Problem requirements
Could you report every line of the listing below that holds the word "name"?

Material provided

★ ★ ★ ★ ★ ★ ★

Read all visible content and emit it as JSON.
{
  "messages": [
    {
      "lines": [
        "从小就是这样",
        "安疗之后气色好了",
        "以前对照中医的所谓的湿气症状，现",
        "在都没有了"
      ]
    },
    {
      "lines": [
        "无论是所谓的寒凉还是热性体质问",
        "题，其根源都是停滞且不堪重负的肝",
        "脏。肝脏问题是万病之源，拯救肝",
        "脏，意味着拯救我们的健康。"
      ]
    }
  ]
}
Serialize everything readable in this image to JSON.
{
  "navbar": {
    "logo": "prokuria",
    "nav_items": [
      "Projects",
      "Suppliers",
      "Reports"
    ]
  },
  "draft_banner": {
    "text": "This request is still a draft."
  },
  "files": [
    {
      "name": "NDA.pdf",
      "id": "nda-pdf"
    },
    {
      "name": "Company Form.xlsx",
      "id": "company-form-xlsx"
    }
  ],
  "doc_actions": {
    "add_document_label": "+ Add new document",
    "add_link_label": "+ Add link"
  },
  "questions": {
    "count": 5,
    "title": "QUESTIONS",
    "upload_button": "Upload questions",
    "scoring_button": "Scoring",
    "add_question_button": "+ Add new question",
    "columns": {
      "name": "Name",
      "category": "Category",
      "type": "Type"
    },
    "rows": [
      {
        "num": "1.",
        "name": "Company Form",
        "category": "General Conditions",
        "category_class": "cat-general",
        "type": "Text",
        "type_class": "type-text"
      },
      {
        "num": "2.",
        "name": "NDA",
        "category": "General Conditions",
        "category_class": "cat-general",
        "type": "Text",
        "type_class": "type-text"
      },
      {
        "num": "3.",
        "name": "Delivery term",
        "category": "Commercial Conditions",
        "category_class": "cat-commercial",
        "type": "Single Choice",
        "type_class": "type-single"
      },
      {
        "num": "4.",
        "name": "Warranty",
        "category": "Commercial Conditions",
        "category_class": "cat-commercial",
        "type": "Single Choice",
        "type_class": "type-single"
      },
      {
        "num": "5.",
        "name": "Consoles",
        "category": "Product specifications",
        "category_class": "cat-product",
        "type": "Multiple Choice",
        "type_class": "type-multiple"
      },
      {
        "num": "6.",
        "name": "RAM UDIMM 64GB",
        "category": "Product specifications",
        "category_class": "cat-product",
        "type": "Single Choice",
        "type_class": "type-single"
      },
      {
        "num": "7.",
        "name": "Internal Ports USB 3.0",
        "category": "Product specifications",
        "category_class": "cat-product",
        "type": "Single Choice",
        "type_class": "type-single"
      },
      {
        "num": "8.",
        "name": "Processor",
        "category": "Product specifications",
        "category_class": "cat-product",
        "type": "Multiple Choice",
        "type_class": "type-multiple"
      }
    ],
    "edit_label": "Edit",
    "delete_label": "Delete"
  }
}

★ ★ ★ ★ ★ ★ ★

Answer to the problem
      "name": "NDA.pdf",
      "name": "Company Form.xlsx",
      "name": "Name",
        "name": "Company Form",
        "name": "NDA",
        "name": "Delivery term",
        "name": "Warranty",
        "name": "Consoles",
        "name": "RAM UDIMM 64GB",
        "name": "Internal Ports USB 3.0",
        "name": "Processor",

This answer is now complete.